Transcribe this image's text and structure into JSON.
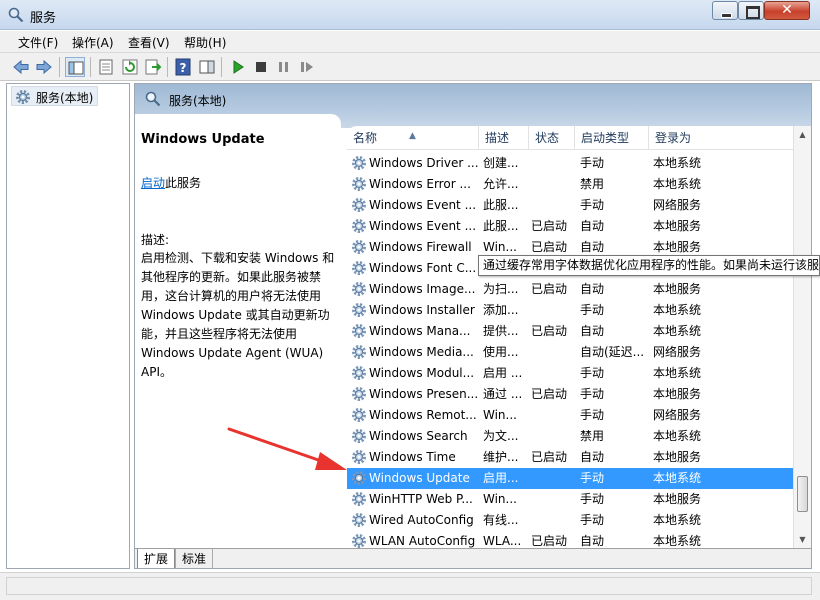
{
  "window": {
    "title": "服务",
    "close_glyph": "✕"
  },
  "menu": [
    "文件(F)",
    "操作(A)",
    "查看(V)",
    "帮助(H)"
  ],
  "toolbar": {
    "icons": [
      "back-icon",
      "forward-icon",
      "show-hide-tree-icon",
      "properties-icon",
      "refresh-icon",
      "export-list-icon",
      "help-icon",
      "action-pane-icon",
      "start-service-icon",
      "stop-service-icon",
      "pause-service-icon",
      "restart-service-icon"
    ]
  },
  "tree": {
    "item_label": "服务(本地)"
  },
  "pane": {
    "header": "服务(本地)"
  },
  "description": {
    "service_title": "Windows Update",
    "start_link": "启动",
    "start_suffix": "此服务",
    "label": "描述:",
    "text": "启用检测、下载和安装 Windows 和其他程序的更新。如果此服务被禁用，这台计算机的用户将无法使用 Windows Update 或其自动更新功能，并且这些程序将无法使用 Windows Update Agent (WUA) API。"
  },
  "columns": {
    "name": "名称",
    "desc": "描述",
    "status": "状态",
    "type": "启动类型",
    "logon": "登录为"
  },
  "services": [
    {
      "name": "Windows Driver ...",
      "desc": "创建...",
      "status": "",
      "type": "手动",
      "logon": "本地系统"
    },
    {
      "name": "Windows Error ...",
      "desc": "允许...",
      "status": "",
      "type": "禁用",
      "logon": "本地系统"
    },
    {
      "name": "Windows Event ...",
      "desc": "此服...",
      "status": "",
      "type": "手动",
      "logon": "网络服务"
    },
    {
      "name": "Windows Event ...",
      "desc": "此服...",
      "status": "已启动",
      "type": "自动",
      "logon": "本地服务"
    },
    {
      "name": "Windows Firewall",
      "desc": "Win...",
      "status": "已启动",
      "type": "自动",
      "logon": "本地服务"
    },
    {
      "name": "Windows Font C...",
      "desc": "",
      "status": "",
      "type": "",
      "logon": ""
    },
    {
      "name": "Windows Image...",
      "desc": "为扫...",
      "status": "已启动",
      "type": "自动",
      "logon": "本地服务"
    },
    {
      "name": "Windows Installer",
      "desc": "添加...",
      "status": "",
      "type": "手动",
      "logon": "本地系统"
    },
    {
      "name": "Windows Mana...",
      "desc": "提供...",
      "status": "已启动",
      "type": "自动",
      "logon": "本地系统"
    },
    {
      "name": "Windows Media...",
      "desc": "使用...",
      "status": "",
      "type": "自动(延迟...",
      "logon": "网络服务"
    },
    {
      "name": "Windows Modul...",
      "desc": "启用 ...",
      "status": "",
      "type": "手动",
      "logon": "本地系统"
    },
    {
      "name": "Windows Presen...",
      "desc": "通过 ...",
      "status": "已启动",
      "type": "手动",
      "logon": "本地服务"
    },
    {
      "name": "Windows Remot...",
      "desc": "Win...",
      "status": "",
      "type": "手动",
      "logon": "网络服务"
    },
    {
      "name": "Windows Search",
      "desc": "为文...",
      "status": "",
      "type": "禁用",
      "logon": "本地系统"
    },
    {
      "name": "Windows Time",
      "desc": "维护...",
      "status": "已启动",
      "type": "自动",
      "logon": "本地服务"
    },
    {
      "name": "Windows Update",
      "desc": "启用...",
      "status": "",
      "type": "手动",
      "logon": "本地系统",
      "selected": true
    },
    {
      "name": "WinHTTP Web P...",
      "desc": "Win...",
      "status": "",
      "type": "手动",
      "logon": "本地服务"
    },
    {
      "name": "Wired AutoConfig",
      "desc": "有线...",
      "status": "",
      "type": "手动",
      "logon": "本地系统"
    },
    {
      "name": "WLAN AutoConfig",
      "desc": "WLA...",
      "status": "已启动",
      "type": "自动",
      "logon": "本地系统"
    }
  ],
  "tooltip": "通过缓存常用字体数据优化应用程序的性能。如果尚未运行该服",
  "tabs": [
    "扩展",
    "标准"
  ],
  "colors": {
    "selection": "#3399ff",
    "annotation_arrow": "#e8332e",
    "link": "#0066cc"
  }
}
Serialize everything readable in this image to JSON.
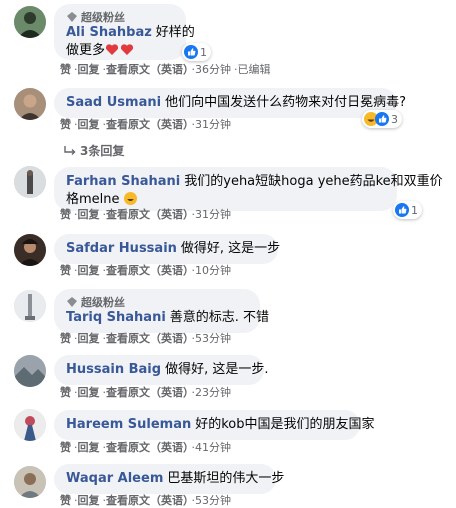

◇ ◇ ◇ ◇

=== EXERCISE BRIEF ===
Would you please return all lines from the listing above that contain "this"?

=== ANSWER TO THE PROBLEM ===
Transcribe this image's text and structure into JSON.
Serialize everything readable in this image to JSON.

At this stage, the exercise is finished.